● **Input for this task**:
----------------
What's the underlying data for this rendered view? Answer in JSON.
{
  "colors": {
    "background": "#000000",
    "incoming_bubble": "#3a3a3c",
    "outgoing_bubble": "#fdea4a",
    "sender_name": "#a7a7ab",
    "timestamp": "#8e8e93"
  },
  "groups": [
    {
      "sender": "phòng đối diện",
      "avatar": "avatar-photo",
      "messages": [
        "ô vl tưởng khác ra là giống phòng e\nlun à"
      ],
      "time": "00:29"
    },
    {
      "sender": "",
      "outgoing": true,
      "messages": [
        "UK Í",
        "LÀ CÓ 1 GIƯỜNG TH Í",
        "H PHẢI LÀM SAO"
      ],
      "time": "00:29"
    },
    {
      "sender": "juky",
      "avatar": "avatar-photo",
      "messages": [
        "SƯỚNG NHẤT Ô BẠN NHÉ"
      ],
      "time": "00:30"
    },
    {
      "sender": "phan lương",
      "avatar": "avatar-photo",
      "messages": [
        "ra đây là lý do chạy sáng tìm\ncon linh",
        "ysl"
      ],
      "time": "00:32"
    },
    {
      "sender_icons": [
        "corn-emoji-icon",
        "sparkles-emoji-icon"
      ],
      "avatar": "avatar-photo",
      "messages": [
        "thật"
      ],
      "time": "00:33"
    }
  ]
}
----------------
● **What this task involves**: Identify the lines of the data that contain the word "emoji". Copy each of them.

● **Written answer**:
        "corn-emoji-icon",
        "sparkles-emoji-icon"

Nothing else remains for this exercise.